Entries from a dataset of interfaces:
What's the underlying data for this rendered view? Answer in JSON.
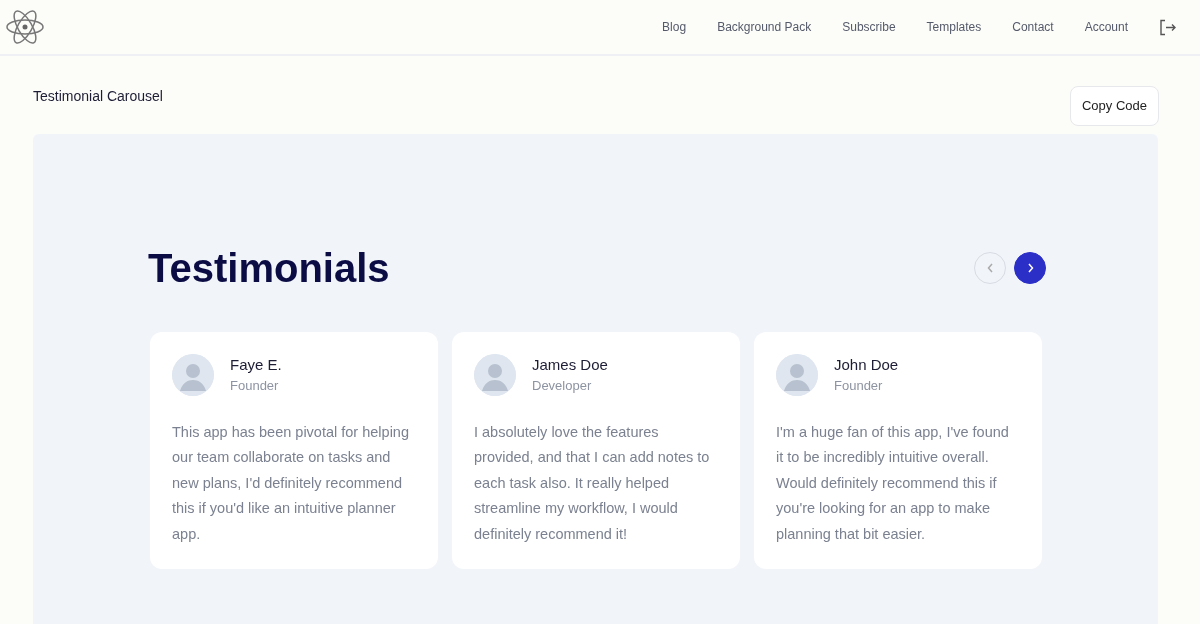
{
  "nav": {
    "links": [
      "Blog",
      "Background Pack",
      "Subscribe",
      "Templates",
      "Contact",
      "Account"
    ]
  },
  "page": {
    "title": "Testimonial Carousel",
    "copy_button": "Copy Code"
  },
  "section": {
    "heading": "Testimonials",
    "controls": [
      {
        "kind": "prev",
        "active": false
      },
      {
        "kind": "next",
        "active": true
      }
    ],
    "testimonials": [
      {
        "name": "Faye E.",
        "role": "Founder",
        "quote": "This app has been pivotal for helping our team collaborate on tasks and new plans, I'd definitely recommend this if you'd like an intuitive planner app."
      },
      {
        "name": "James Doe",
        "role": "Developer",
        "quote": "I absolutely love the features provided, and that I can add notes to each task also. It really helped streamline my workflow, I would definitely recommend it!"
      },
      {
        "name": "John Doe",
        "role": "Founder",
        "quote": "I'm a huge fan of this app, I've found it to be incredibly intuitive overall. Would definitely recommend this if you're looking for an app to make planning that bit easier."
      }
    ]
  }
}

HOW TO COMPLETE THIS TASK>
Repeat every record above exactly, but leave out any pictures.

ANSWER FOR THE TASK>
What's the underlying data for this rendered view? Answer in JSON.
{
  "nav": {
    "links": [
      "Blog",
      "Background Pack",
      "Subscribe",
      "Templates",
      "Contact",
      "Account"
    ]
  },
  "page": {
    "title": "Testimonial Carousel",
    "copy_button": "Copy Code"
  },
  "section": {
    "heading": "Testimonials",
    "controls": [
      {
        "kind": "prev",
        "active": false
      },
      {
        "kind": "next",
        "active": true
      }
    ],
    "testimonials": [
      {
        "name": "Faye E.",
        "role": "Founder",
        "quote": "This app has been pivotal for helping our team collaborate on tasks and new plans, I'd definitely recommend this if you'd like an intuitive planner app."
      },
      {
        "name": "James Doe",
        "role": "Developer",
        "quote": "I absolutely love the features provided, and that I can add notes to each task also. It really helped streamline my workflow, I would definitely recommend it!"
      },
      {
        "name": "John Doe",
        "role": "Founder",
        "quote": "I'm a huge fan of this app, I've found it to be incredibly intuitive overall. Would definitely recommend this if you're looking for an app to make planning that bit easier."
      }
    ]
  }
}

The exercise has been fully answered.